Component data from apps and pages:
+++

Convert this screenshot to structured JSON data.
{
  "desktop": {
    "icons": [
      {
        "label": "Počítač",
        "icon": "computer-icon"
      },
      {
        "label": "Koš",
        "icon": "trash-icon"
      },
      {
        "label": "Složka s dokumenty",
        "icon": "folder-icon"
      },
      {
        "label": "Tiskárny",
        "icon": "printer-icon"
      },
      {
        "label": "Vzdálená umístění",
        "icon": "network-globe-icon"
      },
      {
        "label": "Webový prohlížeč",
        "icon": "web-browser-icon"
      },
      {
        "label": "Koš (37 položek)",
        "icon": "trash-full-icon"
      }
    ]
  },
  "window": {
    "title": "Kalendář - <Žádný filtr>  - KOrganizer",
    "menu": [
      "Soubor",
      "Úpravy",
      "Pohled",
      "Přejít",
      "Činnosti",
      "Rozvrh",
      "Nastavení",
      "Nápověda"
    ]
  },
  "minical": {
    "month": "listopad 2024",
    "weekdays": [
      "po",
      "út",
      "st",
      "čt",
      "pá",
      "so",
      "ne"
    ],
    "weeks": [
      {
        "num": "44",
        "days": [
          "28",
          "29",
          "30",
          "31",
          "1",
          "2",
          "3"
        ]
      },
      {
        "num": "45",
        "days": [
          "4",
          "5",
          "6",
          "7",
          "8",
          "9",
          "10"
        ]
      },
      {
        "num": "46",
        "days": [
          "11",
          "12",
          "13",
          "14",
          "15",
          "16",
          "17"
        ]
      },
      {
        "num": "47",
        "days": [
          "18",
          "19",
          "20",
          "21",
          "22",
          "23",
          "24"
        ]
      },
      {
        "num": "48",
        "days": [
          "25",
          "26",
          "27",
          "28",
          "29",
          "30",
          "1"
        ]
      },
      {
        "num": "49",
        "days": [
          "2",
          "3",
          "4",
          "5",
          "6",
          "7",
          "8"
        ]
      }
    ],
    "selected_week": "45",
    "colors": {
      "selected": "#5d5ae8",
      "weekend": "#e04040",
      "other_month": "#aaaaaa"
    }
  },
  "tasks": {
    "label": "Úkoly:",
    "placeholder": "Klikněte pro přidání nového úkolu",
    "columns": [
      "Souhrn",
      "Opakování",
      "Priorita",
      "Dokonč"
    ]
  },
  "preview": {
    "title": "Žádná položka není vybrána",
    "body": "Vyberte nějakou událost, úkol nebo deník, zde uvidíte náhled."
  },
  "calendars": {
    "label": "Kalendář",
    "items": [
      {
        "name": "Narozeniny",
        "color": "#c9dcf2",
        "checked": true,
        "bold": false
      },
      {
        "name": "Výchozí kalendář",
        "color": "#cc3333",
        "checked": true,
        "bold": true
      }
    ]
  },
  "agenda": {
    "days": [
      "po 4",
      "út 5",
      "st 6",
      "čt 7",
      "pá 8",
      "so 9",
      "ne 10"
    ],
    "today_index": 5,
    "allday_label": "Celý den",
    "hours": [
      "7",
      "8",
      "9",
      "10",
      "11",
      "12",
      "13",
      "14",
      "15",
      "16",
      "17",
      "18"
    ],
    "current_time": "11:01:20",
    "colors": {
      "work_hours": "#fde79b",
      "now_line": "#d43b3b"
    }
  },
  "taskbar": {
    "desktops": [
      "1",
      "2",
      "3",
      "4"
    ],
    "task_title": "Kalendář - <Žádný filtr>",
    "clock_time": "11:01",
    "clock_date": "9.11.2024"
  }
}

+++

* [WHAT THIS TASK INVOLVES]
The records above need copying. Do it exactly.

* [EXPECTED ANSWER]
Convert this screenshot to structured JSON data.
{
  "desktop": {
    "icons": [
      {
        "label": "Počítač",
        "icon": "computer-icon"
      },
      {
        "label": "Koš",
        "icon": "trash-icon"
      },
      {
        "label": "Složka s dokumenty",
        "icon": "folder-icon"
      },
      {
        "label": "Tiskárny",
        "icon": "printer-icon"
      },
      {
        "label": "Vzdálená umístění",
        "icon": "network-globe-icon"
      },
      {
        "label": "Webový prohlížeč",
        "icon": "web-browser-icon"
      },
      {
        "label": "Koš (37 položek)",
        "icon": "trash-full-icon"
      }
    ]
  },
  "window": {
    "title": "Kalendář - <Žádný filtr>  - KOrganizer",
    "menu": [
      "Soubor",
      "Úpravy",
      "Pohled",
      "Přejít",
      "Činnosti",
      "Rozvrh",
      "Nastavení",
      "Nápověda"
    ]
  },
  "minical": {
    "month": "listopad 2024",
    "weekdays": [
      "po",
      "út",
      "st",
      "čt",
      "pá",
      "so",
      "ne"
    ],
    "weeks": [
      {
        "num": "44",
        "days": [
          "28",
          "29",
          "30",
          "31",
          "1",
          "2",
          "3"
        ]
      },
      {
        "num": "45",
        "days": [
          "4",
          "5",
          "6",
          "7",
          "8",
          "9",
          "10"
        ]
      },
      {
        "num": "46",
        "days": [
          "11",
          "12",
          "13",
          "14",
          "15",
          "16",
          "17"
        ]
      },
      {
        "num": "47",
        "days": [
          "18",
          "19",
          "20",
          "21",
          "22",
          "23",
          "24"
        ]
      },
      {
        "num": "48",
        "days": [
          "25",
          "26",
          "27",
          "28",
          "29",
          "30",
          "1"
        ]
      },
      {
        "num": "49",
        "days": [
          "2",
          "3",
          "4",
          "5",
          "6",
          "7",
          "8"
        ]
      }
    ],
    "selected_week": "45",
    "colors": {
      "selected": "#5d5ae8",
      "weekend": "#e04040",
      "other_month": "#aaaaaa"
    }
  },
  "tasks": {
    "label": "Úkoly:",
    "placeholder": "Klikněte pro přidání nového úkolu",
    "columns": [
      "Souhrn",
      "Opakování",
      "Priorita",
      "Dokonč"
    ]
  },
  "preview": {
    "title": "Žádná položka není vybrána",
    "body": "Vyberte nějakou událost, úkol nebo deník, zde uvidíte náhled."
  },
  "calendars": {
    "label": "Kalendář",
    "items": [
      {
        "name": "Narozeniny",
        "color": "#c9dcf2",
        "checked": true,
        "bold": false
      },
      {
        "name": "Výchozí kalendář",
        "color": "#cc3333",
        "checked": true,
        "bold": true
      }
    ]
  },
  "agenda": {
    "days": [
      "po 4",
      "út 5",
      "st 6",
      "čt 7",
      "pá 8",
      "so 9",
      "ne 10"
    ],
    "today_index": 5,
    "allday_label": "Celý den",
    "hours": [
      "7",
      "8",
      "9",
      "10",
      "11",
      "12",
      "13",
      "14",
      "15",
      "16",
      "17",
      "18"
    ],
    "current_time": "11:01:20",
    "colors": {
      "work_hours": "#fde79b",
      "now_line": "#d43b3b"
    }
  },
  "taskbar": {
    "desktops": [
      "1",
      "2",
      "3",
      "4"
    ],
    "task_title": "Kalendář - <Žádný filtr>",
    "clock_time": "11:01",
    "clock_date": "9.11.2024"
  }
}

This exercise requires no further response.